> [Record set]
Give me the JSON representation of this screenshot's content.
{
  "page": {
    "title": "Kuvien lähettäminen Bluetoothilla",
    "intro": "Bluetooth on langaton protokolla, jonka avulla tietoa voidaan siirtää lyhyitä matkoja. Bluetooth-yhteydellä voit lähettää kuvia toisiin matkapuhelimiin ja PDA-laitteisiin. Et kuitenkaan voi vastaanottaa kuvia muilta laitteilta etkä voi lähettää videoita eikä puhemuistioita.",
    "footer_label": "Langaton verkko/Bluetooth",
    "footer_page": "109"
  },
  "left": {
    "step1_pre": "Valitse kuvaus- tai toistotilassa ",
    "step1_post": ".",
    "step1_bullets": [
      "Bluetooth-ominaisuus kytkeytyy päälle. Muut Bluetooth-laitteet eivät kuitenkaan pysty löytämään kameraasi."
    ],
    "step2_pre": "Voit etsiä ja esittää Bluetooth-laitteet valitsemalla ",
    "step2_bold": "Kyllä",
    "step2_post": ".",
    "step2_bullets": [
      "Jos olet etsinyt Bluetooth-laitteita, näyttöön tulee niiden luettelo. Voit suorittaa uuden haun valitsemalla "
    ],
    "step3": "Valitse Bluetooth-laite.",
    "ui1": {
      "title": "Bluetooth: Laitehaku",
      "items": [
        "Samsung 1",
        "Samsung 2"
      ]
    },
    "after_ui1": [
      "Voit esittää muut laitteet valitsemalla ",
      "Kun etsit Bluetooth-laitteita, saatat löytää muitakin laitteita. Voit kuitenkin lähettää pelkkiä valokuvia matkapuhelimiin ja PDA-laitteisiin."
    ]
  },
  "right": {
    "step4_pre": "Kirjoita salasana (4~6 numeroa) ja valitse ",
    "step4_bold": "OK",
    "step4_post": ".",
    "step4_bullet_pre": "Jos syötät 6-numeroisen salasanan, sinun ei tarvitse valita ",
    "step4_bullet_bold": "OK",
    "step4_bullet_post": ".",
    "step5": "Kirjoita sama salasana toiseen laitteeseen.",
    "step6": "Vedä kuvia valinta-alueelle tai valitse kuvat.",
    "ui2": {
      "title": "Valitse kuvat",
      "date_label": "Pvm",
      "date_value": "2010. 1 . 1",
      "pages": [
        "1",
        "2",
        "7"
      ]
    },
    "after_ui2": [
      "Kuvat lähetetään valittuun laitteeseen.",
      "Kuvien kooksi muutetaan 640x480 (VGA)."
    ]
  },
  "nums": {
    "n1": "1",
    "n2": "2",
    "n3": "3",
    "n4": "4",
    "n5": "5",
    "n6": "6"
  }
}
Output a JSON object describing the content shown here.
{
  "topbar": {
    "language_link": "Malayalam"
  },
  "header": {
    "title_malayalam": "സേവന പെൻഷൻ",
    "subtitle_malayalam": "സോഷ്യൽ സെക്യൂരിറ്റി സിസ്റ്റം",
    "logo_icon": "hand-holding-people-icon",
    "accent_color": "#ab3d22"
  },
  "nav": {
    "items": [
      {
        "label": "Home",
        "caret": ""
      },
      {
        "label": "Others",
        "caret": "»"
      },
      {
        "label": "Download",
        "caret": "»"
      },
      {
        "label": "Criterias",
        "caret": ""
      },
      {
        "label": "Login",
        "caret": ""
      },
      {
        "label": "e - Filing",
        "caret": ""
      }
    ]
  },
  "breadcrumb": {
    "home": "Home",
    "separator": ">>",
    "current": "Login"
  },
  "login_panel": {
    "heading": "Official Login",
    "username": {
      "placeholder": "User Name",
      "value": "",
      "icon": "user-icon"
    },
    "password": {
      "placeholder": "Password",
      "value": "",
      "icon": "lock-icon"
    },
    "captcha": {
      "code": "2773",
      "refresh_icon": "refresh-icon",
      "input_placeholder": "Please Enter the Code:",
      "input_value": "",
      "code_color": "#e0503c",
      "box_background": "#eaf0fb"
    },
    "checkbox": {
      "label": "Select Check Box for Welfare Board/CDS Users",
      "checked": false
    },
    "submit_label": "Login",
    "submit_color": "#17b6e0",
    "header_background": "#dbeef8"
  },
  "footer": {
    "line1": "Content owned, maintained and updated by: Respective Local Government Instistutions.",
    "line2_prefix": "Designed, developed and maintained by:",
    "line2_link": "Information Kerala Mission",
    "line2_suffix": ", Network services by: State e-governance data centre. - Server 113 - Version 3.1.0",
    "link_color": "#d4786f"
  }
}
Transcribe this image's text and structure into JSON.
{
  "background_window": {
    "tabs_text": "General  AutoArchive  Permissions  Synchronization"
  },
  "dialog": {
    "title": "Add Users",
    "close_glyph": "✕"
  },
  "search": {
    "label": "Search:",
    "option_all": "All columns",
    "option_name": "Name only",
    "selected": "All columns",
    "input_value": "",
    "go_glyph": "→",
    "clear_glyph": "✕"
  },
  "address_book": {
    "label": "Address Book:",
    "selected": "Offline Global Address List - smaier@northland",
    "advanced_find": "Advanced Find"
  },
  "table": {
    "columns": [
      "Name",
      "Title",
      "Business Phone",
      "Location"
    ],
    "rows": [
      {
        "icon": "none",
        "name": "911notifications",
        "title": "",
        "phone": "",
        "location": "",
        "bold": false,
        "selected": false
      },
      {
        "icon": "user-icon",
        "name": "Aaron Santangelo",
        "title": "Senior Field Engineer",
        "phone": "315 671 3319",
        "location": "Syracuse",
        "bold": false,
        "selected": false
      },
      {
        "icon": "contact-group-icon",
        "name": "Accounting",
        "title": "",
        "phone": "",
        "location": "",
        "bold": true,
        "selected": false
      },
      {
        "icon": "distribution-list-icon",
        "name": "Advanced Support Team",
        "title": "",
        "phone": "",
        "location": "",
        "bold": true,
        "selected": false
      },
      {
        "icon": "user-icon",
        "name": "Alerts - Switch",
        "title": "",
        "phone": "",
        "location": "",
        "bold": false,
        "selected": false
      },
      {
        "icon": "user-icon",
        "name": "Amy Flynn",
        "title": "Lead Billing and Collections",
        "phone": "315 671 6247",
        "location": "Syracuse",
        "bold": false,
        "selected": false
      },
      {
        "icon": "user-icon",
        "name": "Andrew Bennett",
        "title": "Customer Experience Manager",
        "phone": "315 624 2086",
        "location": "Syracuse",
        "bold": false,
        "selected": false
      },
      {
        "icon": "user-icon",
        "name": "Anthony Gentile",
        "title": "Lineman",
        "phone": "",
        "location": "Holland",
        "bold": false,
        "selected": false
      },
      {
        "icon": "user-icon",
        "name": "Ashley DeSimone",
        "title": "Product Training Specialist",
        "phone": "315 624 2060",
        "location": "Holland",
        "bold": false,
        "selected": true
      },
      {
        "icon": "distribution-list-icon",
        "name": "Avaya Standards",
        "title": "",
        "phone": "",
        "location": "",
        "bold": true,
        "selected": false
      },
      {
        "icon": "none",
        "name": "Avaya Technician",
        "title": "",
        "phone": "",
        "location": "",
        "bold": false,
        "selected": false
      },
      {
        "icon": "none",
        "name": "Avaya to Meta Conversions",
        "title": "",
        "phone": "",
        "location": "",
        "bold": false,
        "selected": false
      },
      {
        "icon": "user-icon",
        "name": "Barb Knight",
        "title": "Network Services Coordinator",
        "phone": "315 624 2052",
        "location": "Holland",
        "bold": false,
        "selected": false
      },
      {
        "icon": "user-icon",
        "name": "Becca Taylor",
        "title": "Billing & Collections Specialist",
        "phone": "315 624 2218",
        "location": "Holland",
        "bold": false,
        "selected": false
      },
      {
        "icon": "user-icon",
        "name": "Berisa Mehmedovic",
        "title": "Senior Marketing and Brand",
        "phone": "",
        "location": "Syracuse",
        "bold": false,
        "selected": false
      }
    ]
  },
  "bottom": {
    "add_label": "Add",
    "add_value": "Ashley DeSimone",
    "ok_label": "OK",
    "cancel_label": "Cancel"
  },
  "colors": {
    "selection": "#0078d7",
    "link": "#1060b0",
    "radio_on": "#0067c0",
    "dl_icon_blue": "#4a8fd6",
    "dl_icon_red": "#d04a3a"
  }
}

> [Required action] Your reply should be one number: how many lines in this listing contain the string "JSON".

> [Response to the task] 3